Ben: I wouldn't be able to get to sleep thinking I was SO close. But alas I copied "Install macOS High Sierra.app" to a thumb drive which I plugged into one of my mid-2011 USB ports, started up the machine, and nothing. I get the white screen with an Apple logo, the progress bar has no movement at all. Now I really will go get some rest. Thanks
You cannot simply copy the installer to a drive and expect the drive to behave as a startup disk. You have to use a utility like DiskMaker X to extract the appropriate content from the installer, place it in the appropriate places on the drive, and also bless the drive so that it’s bootable.
Dave and John last mentioned DiskMaker X in Episode 770.

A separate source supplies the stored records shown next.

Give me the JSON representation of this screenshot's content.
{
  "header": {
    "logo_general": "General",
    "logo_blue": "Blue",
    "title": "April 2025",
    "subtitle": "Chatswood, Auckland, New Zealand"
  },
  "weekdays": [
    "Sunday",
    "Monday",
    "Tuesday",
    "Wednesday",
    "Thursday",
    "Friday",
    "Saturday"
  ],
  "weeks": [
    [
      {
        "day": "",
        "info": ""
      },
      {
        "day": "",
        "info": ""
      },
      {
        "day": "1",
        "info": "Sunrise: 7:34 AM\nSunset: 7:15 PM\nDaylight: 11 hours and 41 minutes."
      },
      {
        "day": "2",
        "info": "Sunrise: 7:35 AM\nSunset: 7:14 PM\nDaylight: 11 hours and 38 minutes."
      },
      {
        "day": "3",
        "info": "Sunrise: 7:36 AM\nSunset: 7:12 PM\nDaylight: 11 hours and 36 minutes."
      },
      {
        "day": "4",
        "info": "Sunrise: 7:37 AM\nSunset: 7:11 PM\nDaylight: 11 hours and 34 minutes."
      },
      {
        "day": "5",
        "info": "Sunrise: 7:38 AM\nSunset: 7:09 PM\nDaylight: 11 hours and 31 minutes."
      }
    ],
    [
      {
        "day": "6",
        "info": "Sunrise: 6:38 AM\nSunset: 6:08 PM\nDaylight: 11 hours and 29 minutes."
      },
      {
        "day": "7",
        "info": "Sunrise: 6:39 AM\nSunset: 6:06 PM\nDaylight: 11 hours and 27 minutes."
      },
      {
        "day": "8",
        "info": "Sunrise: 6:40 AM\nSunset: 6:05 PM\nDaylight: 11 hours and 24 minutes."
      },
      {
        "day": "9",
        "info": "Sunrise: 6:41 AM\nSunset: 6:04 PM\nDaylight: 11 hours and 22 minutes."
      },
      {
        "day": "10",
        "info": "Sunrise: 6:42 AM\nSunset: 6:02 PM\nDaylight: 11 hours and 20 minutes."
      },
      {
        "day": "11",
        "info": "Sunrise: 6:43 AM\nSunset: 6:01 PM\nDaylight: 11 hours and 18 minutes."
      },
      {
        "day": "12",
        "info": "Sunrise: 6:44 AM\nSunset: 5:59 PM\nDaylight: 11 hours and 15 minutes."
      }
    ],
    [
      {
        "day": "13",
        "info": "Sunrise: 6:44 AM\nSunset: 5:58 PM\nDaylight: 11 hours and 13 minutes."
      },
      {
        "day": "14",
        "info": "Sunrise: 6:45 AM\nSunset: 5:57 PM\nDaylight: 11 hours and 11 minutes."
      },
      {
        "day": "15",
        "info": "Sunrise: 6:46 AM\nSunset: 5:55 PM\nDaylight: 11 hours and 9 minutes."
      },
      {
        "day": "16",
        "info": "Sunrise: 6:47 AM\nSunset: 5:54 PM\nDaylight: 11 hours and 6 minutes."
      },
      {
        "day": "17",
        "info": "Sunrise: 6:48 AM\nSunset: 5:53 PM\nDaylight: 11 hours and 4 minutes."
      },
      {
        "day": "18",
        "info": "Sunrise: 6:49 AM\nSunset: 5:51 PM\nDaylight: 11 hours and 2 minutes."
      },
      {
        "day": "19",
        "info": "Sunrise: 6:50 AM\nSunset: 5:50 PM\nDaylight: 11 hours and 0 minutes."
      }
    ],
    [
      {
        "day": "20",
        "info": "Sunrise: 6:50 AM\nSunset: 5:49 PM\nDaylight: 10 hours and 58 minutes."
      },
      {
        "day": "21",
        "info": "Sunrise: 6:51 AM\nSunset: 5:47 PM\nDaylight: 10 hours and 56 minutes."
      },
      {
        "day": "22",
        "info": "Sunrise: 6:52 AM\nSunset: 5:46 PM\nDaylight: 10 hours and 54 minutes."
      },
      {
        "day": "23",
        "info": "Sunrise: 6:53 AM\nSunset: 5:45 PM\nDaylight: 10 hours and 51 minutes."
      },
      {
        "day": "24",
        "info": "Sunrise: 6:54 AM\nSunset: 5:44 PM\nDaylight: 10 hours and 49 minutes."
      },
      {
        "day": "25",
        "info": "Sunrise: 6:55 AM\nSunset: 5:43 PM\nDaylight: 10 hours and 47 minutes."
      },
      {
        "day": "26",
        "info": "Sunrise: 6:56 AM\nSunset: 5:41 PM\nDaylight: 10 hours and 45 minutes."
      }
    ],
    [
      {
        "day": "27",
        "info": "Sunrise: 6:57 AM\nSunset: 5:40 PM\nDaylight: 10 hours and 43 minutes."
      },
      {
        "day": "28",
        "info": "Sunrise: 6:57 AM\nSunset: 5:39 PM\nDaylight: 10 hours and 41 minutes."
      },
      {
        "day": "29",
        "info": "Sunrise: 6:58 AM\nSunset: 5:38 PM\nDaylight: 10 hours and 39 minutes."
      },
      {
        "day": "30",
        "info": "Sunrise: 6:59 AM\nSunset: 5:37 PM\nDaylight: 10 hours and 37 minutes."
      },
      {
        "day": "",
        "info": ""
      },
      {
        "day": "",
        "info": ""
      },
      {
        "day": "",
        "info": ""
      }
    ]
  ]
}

Ben, and others: Still not out of the woods yet. I got the correct version of Diskmaker, applied it to a fresh copy of the download of high sierra from Apple, and created what is supposed to be a bootable thumb drive for my ailing mid-2011 iMac.But I couldn't figure out how to have my iMac boot from the thumb drive - so what I fell back to was restarting the iMac and holding down Control + R and pick the option for reinstall macOS (after I once again ran DiskUtility FirstAid on the iMac internal drive. Eventually, the macOS was installed (somewhere I saw "Sierra") and I took out the thumb drive and restarted the iMac. It shows the start-up pane, progress goes all the way from left to right (visually shows "complete") and then sits there with the white start-up screen and no more. How do I boot from the bootable thumb drive? All of the articles I have been able to find get me to the bootable thumb drive - but then end with "Wala!" - done. I am trying to save the contents of the hard drive as there were some handy files on it that I would like to recover.. Like taxes, etc. With this where it stands, perhaps this is why I bought a new iMac to replace my mid-2011 model. Hmmmm
Ben & datafornothinandbitsforfree: THANKS for all of the help. I tried Control + R and opted for install macOS, restarted and the progress slide went all the way to the right and then just stayed there, So I restarted with the thumb drive which had High Sierra on it. I know now that it started with the thumb drive as it asked which disk to use. Again, I restarted and the progress slide went all the way to the right and then stayed that way. So I am thinking that if I want the data off of that disk the next move will be to pull the disk and take it to Circuit City or Best Buy and then have the data pulled off and put it on a CD. I thought of getting the data off myself but I don't believe I have the cables necessary. If that seems the next step I will start a new conversation. I considered the Genius Bar, though that physically doesn't exist anymore, Apple pretty well hid the appointment process. Again, I appreciate the help - I will create a bootable drive for my current Mojave macOS!
One other option, since you now have a new iMac, is to connect the two by Thunderbolt and put the old iMac in Target Disk Mode. Since all you're trying to do is get the data off the old Mac, putting a working operating system on it isn't actually necessary.
If you can manage to get an appointment at Apple, they should be able to provide the cables/adapters if you don't have or can't borrow from someone.